Puzzles like the Soma (or books like these or games like these) had a greater influence on me then any school math class. With the holiday gift giving approaching, I surveyed some of my MC2 friends to see what other toys or games they remembered from their childhoods.
Julienne Au was full of suggestions. Like me, she loves spirographs. This wikipedia entry gives the mathematical underpinnings of spirographs; I’m reminded of the pre-Copernican model of the motion of the planets, as described in Kuhn’s “Copernican Revolution,” which I highly recommend!
Ms. Au’s favorite puzzle is Izzi, another classic like the Soma Cube. She also likes 24, Chocolate Fix (which we played at our Julia Robinson Math Festival in June), and modular origami–here, you fold several pieces of paper each into a ‘unit’, and then combine the units into a larger model. When I first started teaching I was introduced to this technique through the work of Tomoko Fuse–check out this tutorial based on Fuse’s work. Used copies of Fuse’s “Unit Origami: Multidimensional Transformations” can be picked up cheap!
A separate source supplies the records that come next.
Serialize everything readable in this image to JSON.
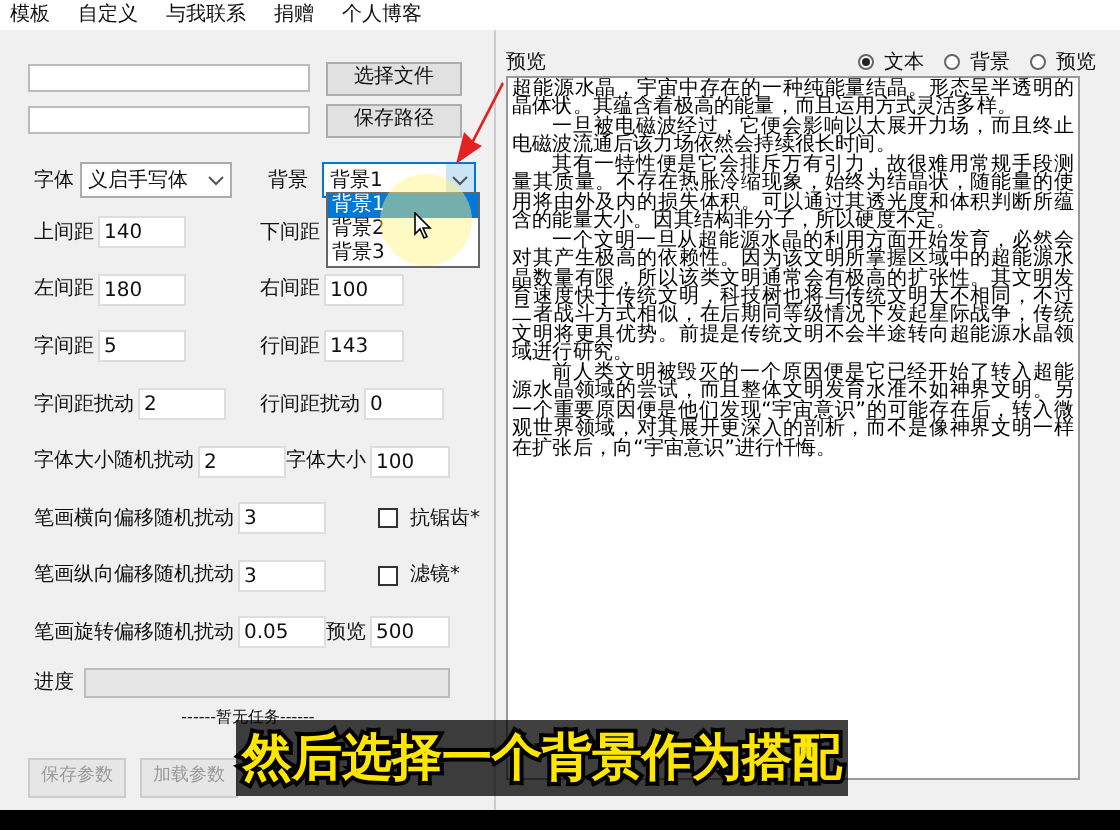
{
  "menu": [
    {
      "label": "模板"
    },
    {
      "label": "自定义"
    },
    {
      "label": "与我联系"
    },
    {
      "label": "捐赠"
    },
    {
      "label": "个人博客"
    }
  ],
  "path_buttons": [
    "选择文件",
    "保存路径"
  ],
  "font": {
    "label": "字体",
    "value": "义启手写体"
  },
  "background": {
    "label": "背景",
    "value": "背景1",
    "expanded": true,
    "options": [
      {
        "label": "背景1",
        "selected": true
      },
      {
        "label": "背景2",
        "selected": false
      },
      {
        "label": "背景3",
        "selected": false
      }
    ]
  },
  "rows": [
    [
      {
        "kind": "field",
        "label": "上间距",
        "value": "140"
      },
      {
        "kind": "field",
        "label": "下间距"
      }
    ],
    [
      {
        "kind": "field",
        "label": "左间距",
        "value": "180"
      },
      {
        "kind": "field",
        "label": "右间距",
        "value": "100"
      }
    ],
    [
      {
        "kind": "field",
        "label": "字间距",
        "value": "5"
      },
      {
        "kind": "field",
        "label": "行间距",
        "value": "143"
      }
    ],
    [
      {
        "kind": "field",
        "label": "字间距扰动",
        "value": "2"
      },
      {
        "kind": "field",
        "label": "行间距扰动",
        "value": "0"
      }
    ],
    [
      {
        "kind": "field",
        "label": "字体大小随机扰动",
        "value": "2"
      },
      {
        "kind": "field",
        "label": "字体大小",
        "value": "100"
      }
    ],
    [
      {
        "kind": "field",
        "label": "笔画横向偏移随机扰动",
        "value": "3"
      },
      {
        "kind": "checkbox",
        "label": "抗锯齿*",
        "checked": false
      }
    ],
    [
      {
        "kind": "field",
        "label": "笔画纵向偏移随机扰动",
        "value": "3"
      },
      {
        "kind": "checkbox",
        "label": "滤镜*",
        "checked": false
      }
    ],
    [
      {
        "kind": "field",
        "label": "笔画旋转偏移随机扰动",
        "value": "0.05"
      },
      {
        "kind": "field",
        "label": "预览",
        "value": "500"
      }
    ]
  ],
  "progress": {
    "label": "进度",
    "level": 0,
    "status": "------暂无任务------"
  },
  "buttons": [
    {
      "label": "保存参数",
      "disabled": true
    },
    {
      "label": "加载参数",
      "disabled": true
    }
  ],
  "preview": {
    "label": "预览",
    "modes": [
      {
        "label": "文本",
        "selected": true
      },
      {
        "label": "背景",
        "selected": false
      },
      {
        "label": "预览",
        "selected": false
      }
    ],
    "paragraphs": [
      "超能源水晶，宇宙中存在的一种纯能量结晶。形态呈半透明的晶体状。其蕴含着极高的能量，而且运用方式灵活多样。",
      "一旦被电磁波经过，它便会影响以太展开力场，而且终止电磁波流通后该力场依然会持续很长时间。",
      "其有一特性便是它会排斥万有引力，故很难用常规手段测量其质量。不存在热胀冷缩现象，始终为结晶状，随能量的使用将由外及内的损失体积。可以通过其透光度和体积判断所蕴含的能量大小。因其结构非分子，所以硬度不定。",
      "一个文明一旦从超能源水晶的利用方面开始发育，必然会对其产生极高的依赖性。因为该文明所掌握区域中的超能源水晶数量有限，所以该类文明通常会有极高的扩张性。其文明发育速度快于传统文明，科技树也将与传统文明大不相同，不过二者战斗方式相似，在后期同等级情况下发起星际战争，传统文明将更具优势。前提是传统文明不会半途转向超能源水晶领域进行研究。",
      "前人类文明被毁灭的一个原因便是它已经开始了转入超能源水晶领域的尝试，而且整体文明发育水准不如神界文明。另一个重要原因便是他们发现“宇宙意识”的可能存在后，转入微观世界领域，对其展开更深入的剖析，而不是像神界文明一样在扩张后，向“宇宙意识”进行忏悔。"
    ]
  },
  "subtitle": "然后选择一个背景作为搭配"
}
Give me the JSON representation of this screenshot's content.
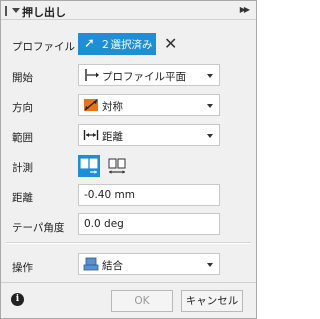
{
  "title": "押し出し",
  "profile": {
    "label": "プロファイル",
    "selection_text": "２選択済み"
  },
  "start": {
    "label": "開始",
    "value": "プロファイル平面"
  },
  "direction": {
    "label": "方向",
    "value": "対称"
  },
  "extent": {
    "label": "範囲",
    "value": "距離"
  },
  "measure": {
    "label": "計測"
  },
  "distance": {
    "label": "距離",
    "value": "-0.40 mm"
  },
  "taper": {
    "label": "テーパ角度",
    "value": "0.0 deg"
  },
  "operation": {
    "label": "操作",
    "value": "結合"
  },
  "buttons": {
    "ok": "OK",
    "cancel": "キャンセル"
  },
  "colors": {
    "accent": "#1e8fd6",
    "direction_icon": "#e8731a"
  },
  "icons": {
    "info": "info-icon",
    "clear": "close-icon",
    "cursor": "cursor-arrow-icon"
  }
}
Matt Moran went with a classic–Connect 4. This game has been solved, although with 4,531,985,219,092 game positions I doubt this will influence your own game play. And finally, PJ Karafiol suggested Meta-Forms–like Chocolate Fix or the ever popular Traffic Jam puzzle, Meta-Forms start out easy but get progressively harder.
We at MC2 are looking forward to seeing you in January. In the mean time, play with some mathematical toys, games, and books, and give the gift of math!